Microchips save lives! There, I’ve boldly said it! Microchip insertions for pets have been a game changer in the lost and found department of pet care and shelter medicine. Without them, the number of lost pets never returned to their loving families would be shattering.
What is a Microchip? – A Microchip is a small transmitter about the size of a grain of rice. The chip itself is encapsulated in a biocompatible polymer that doesn’t cause a body or immune system reaction. Microchips have no battery and thus will not fail as time passes. Microchips have no active, moving or working parts that can break or have the need to be replaced. Microchipping has been around for over 20 years and has a proven efficacy and safety.
How are Microchips implanted? – Basically, a shot with a big needle. Microchips come in sterile, individualized packages. In this package, there is usually a microchip tag with the name and code in a typed format for home records. Based on the species of the animal being Microchipped, there are standardized locations of where the Microchips are to be placed. Dogs (and cats) have their Microchip injected under the skin between the shoulder blades. A common misconception is that surgery is needed to place a Microchip. This is false. A Microchip can be placed in a matter of seconds.

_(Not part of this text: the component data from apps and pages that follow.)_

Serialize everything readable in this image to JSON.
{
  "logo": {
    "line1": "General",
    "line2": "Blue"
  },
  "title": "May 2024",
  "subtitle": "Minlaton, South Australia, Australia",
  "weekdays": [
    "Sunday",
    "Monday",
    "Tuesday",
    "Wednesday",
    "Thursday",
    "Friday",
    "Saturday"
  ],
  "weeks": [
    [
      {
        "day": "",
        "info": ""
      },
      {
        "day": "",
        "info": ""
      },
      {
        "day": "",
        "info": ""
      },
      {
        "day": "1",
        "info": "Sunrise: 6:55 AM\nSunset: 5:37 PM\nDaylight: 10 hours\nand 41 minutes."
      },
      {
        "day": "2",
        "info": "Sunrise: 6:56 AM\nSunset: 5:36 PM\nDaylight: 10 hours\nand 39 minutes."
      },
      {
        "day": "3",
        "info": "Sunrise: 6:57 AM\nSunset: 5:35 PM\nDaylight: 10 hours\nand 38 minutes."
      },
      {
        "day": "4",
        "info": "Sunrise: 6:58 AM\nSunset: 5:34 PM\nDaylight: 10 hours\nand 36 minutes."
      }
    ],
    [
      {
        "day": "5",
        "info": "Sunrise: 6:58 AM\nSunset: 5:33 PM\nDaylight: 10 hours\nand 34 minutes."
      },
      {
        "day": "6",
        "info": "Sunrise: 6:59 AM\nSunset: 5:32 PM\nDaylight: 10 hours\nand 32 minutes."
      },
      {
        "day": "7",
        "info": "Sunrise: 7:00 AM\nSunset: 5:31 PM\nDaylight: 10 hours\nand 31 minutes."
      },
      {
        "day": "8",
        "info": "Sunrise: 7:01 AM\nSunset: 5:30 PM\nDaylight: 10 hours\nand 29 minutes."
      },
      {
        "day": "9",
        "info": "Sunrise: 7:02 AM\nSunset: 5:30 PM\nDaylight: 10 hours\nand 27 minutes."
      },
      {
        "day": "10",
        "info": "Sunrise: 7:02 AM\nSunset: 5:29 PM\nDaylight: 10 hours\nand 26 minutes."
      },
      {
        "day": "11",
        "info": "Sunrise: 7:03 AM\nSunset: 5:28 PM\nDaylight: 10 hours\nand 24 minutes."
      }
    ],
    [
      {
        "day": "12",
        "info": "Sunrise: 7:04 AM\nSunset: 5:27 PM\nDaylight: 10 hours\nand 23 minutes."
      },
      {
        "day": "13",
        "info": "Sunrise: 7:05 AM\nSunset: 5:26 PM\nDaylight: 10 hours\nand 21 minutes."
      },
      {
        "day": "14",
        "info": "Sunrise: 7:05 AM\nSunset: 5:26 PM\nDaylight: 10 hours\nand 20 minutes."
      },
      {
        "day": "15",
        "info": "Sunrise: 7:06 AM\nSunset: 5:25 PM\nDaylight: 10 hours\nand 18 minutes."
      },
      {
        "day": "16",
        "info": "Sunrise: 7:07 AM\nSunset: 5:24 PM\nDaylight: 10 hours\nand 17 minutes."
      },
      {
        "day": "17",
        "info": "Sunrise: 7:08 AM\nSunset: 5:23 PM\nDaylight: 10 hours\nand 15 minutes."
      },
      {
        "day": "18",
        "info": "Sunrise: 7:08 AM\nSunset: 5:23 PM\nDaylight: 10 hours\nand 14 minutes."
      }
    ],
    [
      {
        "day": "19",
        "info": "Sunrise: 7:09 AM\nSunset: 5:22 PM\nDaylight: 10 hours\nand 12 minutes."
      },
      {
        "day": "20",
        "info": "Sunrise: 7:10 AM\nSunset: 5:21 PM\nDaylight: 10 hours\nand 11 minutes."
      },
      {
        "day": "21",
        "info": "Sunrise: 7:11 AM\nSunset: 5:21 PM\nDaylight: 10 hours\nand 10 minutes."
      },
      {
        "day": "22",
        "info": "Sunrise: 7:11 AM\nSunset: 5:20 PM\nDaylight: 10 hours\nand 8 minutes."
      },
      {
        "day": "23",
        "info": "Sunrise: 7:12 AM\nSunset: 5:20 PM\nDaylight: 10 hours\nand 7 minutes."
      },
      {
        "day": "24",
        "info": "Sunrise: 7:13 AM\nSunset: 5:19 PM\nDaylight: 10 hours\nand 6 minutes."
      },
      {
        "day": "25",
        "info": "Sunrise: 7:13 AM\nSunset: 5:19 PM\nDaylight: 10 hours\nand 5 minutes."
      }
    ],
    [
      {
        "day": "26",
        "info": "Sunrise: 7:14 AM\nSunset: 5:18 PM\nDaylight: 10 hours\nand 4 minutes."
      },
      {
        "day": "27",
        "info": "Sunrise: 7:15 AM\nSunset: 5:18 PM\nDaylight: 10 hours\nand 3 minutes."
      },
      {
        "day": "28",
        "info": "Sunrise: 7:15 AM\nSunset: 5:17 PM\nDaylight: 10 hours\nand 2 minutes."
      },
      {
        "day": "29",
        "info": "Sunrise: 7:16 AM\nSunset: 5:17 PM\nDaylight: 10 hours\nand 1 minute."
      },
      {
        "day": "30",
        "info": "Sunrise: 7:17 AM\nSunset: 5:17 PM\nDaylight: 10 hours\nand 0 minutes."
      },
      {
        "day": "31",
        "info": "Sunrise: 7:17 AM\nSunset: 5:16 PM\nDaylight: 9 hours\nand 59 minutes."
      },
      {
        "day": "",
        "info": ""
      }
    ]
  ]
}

Does the implantation hurt? – The discomfort associated with placement of a Microchip is about the same as that of getting an injection for vaccinations. The needle is a little larger, but the injections happen so quickly, that many pets don’t seem to notice. Many Microchips are placed when pets are under anesthesia for their spay procedure, neuter, dental treatments, etc and are thus not even aware.
How does the Microchip work? – When a Microchip scanner is passed over the region of the body where the implant resides, a signal is emitted indicating the unique identification number of the chip. This is read on a view screen on the scanner.
What information is on the Microchip? – The only information on the Microchip is the unique identification number that is encoded. No personal information about the pet or the owner is on the microchip. The microchip information is similar to that of a vehicle identification number (VIN number) on a car.
How does the Microchip information become registered? It is very important that your Microchip information be registered. Simply having the chip implanted will not bring your pet home. If a Microchip is unregistered, the manufacturer can tract the Microchip to the facility (animal hospital, shelter, etc) that they sold it to, but unless that facility has records of each of the Microchip numbers, you are at a loss. Many animal hospitals will register the information for you. Other animal hospitals or facilities will give you the paperwork that you can fill out and mail in. Some Microchip manufacturers allow you to complete the registration online. No matter the means, REGISTER.
Do Microchips cause cancer? – No, Microchips do not cause cancer. There have been numerous studies that prove that Microchips do not cause cancer. Since the material that coats the Microchip is a biocompatible element, the body’s immune system doesn’t even know it is there.
Can a Microchip be used to locate a lost pet? No, a Microchip is not a location device. GPS systems are small enough to fit on a dog’s collar, but still too large to be made inside a Microchip. A lost pet is generally scanned at a veterinary hospital, shelter or rescue organization. Once scanned, this number can then be checked with the manufacturer’s registration database or in a database run by the American Animal Hospital Association at www.petmicrochiplookup.org. It is the database that holds the owner’s contact information.
How often do Microchips need to be registered? – Once the Microchip is registered, that registration is indefinite. The problem however, is that people move and their contact information changes, but the registration is never updated. So, always remember that if you move, change your phone numbers or other registration information, please contact the manufacturer to update their database as well. If the registrar allows for secondary contact information, provide that of a person who lives in a different location than yours. If there is a natural disaster and your pet is found and identified, but you cannot be contacted and your secondary contact is your neighbor, who is also affected by the natural disaster, you are again at a loss. However, if you give contact information for someone outside of your living area, the likelihood that they can be contacted is greater. We learned a lot of this the hard way from hurricane Katrina.
Be a life saver – Microchip your pet today!